Travel

DSC_8371
I never used to like to travel. Far away places were hard to get to, annoying once you got there, and didn’t have any cats. Moreover, you could only the books you brought with you or, if you bought more books, you’d then have to schlep them back home.

Years later, as my allergies got under control and I began to realize that when you traveled, you didn’t have to visit buildings about dead people (sorry Mom, I still don’t care as much about history as you do.) So I started visiting zoos and parks. It really started about ten years when I had to travel for work and found myself bored in a new city after work stopped but before it was time to go to bed. Then, inspiration struck as I was looking at online maps for nearby things to do and I saw a bit of green listed “preserve”. I visited and it was a completely different experience.
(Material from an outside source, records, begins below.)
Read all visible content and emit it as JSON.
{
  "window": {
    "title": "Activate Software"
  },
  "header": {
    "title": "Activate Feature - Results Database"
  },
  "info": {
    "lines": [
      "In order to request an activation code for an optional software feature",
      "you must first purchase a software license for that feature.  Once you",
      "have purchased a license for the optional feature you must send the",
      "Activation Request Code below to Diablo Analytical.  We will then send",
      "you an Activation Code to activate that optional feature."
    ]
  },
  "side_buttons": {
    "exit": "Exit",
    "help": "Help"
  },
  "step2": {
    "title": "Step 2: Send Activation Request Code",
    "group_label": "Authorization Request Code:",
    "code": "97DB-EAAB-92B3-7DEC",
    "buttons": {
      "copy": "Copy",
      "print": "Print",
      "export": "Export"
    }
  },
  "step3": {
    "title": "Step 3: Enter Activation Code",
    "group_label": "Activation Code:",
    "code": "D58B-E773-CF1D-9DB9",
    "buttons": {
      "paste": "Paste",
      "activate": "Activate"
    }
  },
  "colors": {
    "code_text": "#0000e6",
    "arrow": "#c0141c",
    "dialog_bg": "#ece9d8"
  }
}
Since then, when I travel for work, I try to use the time between 5pm (when work usually ends) and about 8pm (when parks usually close) to get a feel for the land. I go walking around, see what there is to see and take photos until the sun either goes down or I get too hungry to wait. Some parks are amazing, some, well, not so much.
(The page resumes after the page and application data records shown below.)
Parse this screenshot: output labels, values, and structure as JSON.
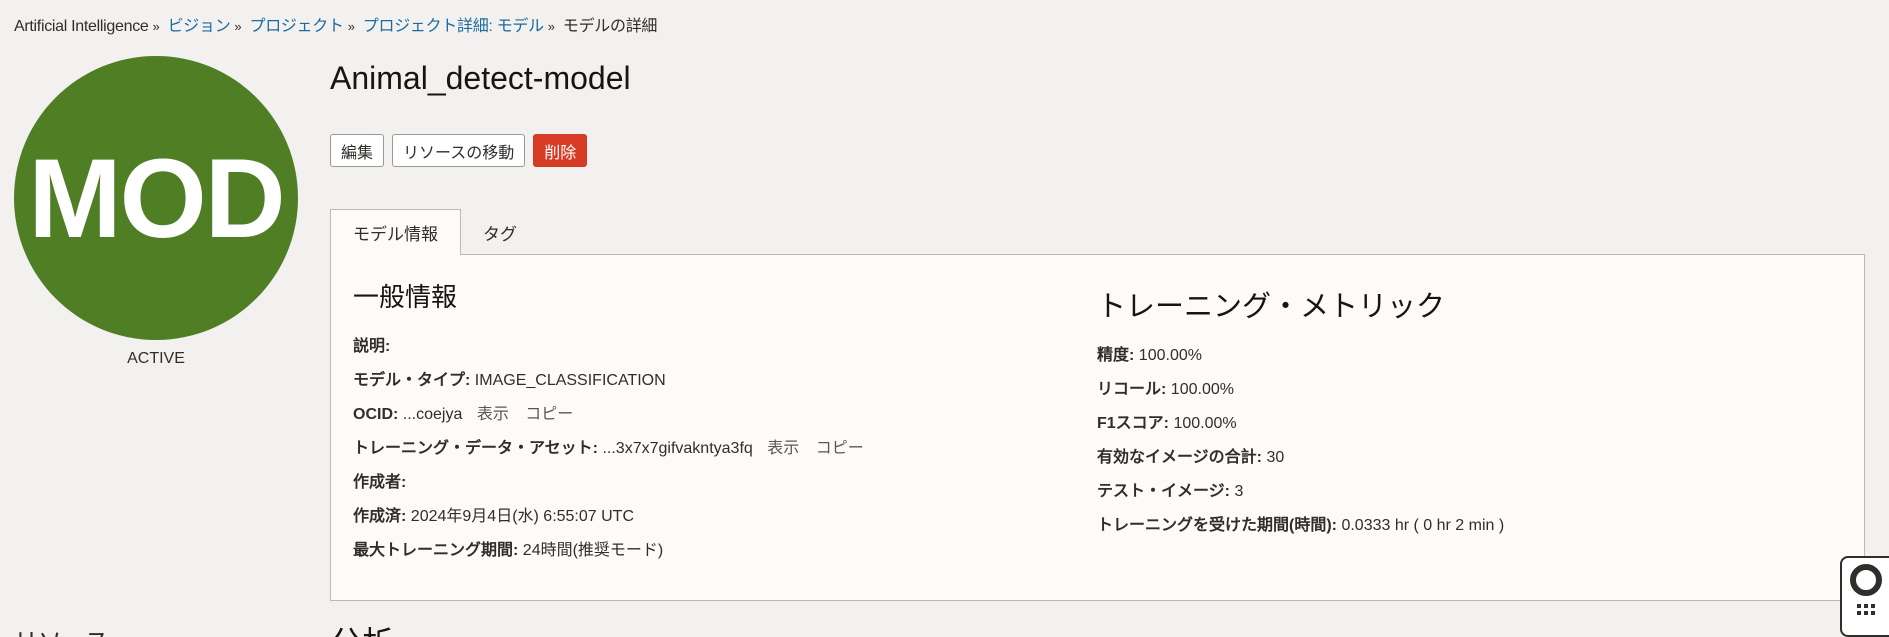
{
  "breadcrumb": {
    "root": "Artificial Intelligence",
    "items": [
      "ビジョン",
      "プロジェクト",
      "プロジェクト詳細: モデル"
    ],
    "current": "モデルの詳細",
    "separator": "»"
  },
  "avatar": {
    "text": "MOD",
    "color": "#4f7e24"
  },
  "status": "ACTIVE",
  "side_heading": "リソース",
  "title": "Animal_detect-model",
  "actions": {
    "edit": "編集",
    "move": "リソースの移動",
    "delete": "削除"
  },
  "tabs": {
    "model_info": "モデル情報",
    "tags": "タグ"
  },
  "general": {
    "heading": "一般情報",
    "description_label": "説明:",
    "description_value": "",
    "type_label": "モデル・タイプ:",
    "type_value": "IMAGE_CLASSIFICATION",
    "ocid_label": "OCID:",
    "ocid_value": "...coejya",
    "show": "表示",
    "copy": "コピー",
    "asset_label": "トレーニング・データ・アセット:",
    "asset_value": "...3x7x7gifvakntya3fq",
    "creator_label": "作成者:",
    "creator_value": "",
    "created_label": "作成済:",
    "created_value": "2024年9月4日(水) 6:55:07 UTC",
    "max_training_label": "最大トレーニング期間:",
    "max_training_value": "24時間(推奨モード)"
  },
  "metrics": {
    "heading": "トレーニング・メトリック",
    "precision_label": "精度:",
    "precision_value": "100.00%",
    "recall_label": "リコール:",
    "recall_value": "100.00%",
    "f1_label": "F1スコア:",
    "f1_value": "100.00%",
    "valid_images_label": "有効なイメージの合計:",
    "valid_images_value": "30",
    "test_images_label": "テスト・イメージ:",
    "test_images_value": "3",
    "duration_label": "トレーニングを受けた期間(時間):",
    "duration_value": "0.0333 hr ( 0 hr 2 min )"
  },
  "bottom_heading": "分析",
  "icons": {
    "help": "lifebuoy-icon",
    "grip": "grip-icon"
  }
}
If you’re in Las Vegas, and don’t care much about gambling or entertainment, it can get somewhat unpleasant. There are three areas I’ve found that make up for that. There’s the Valley of Fire State Park, the bird viewing area in the water treatment facility in Henderson (really), and here, Red Rock Canyon.

Red Rock Canyon is, at its simplest, a loop drive in an area of the desert that has lots of interesting rock formations and great slopes that you can lose your balance on, sliding down 20 feet and dislocating both your knees. On this particular trip (unlike the one previous), I avoided the latter. This is partly because I am older and wiser, but mostly (I’m afraid) because it’s a lot hotter in the desert in May than it is in March and I left when the sun got too high.

This visit consisted of one moderate hike (three hours) and a drive around the loop to stop and take pictures with my new wide angle lens. This particular photo was at mile ten of the loop drive (go on, guess how I know that). What I like about it is how clear the sky is and how the lens picked up the difference in light scattering. If I had had a polarizer, this difference would be even more stark. I also like how you can see the two mountains that have been thrust up from the earth, but seemingly from the sides, as the strata pull together in the middle.

Geology has always been interesting in the abstract. When I’m out in the desert, I don’t often notice stuff like that, but once I get back and am processing the photos, things that I never noticed suddenly become obvious. The desert is full of color. It’s just not where you normally look for it. The sky, the rock, the dirt … all beautiful. All missed, though, if you’re just looking for trees and birds.

Photos, Stories, and Lies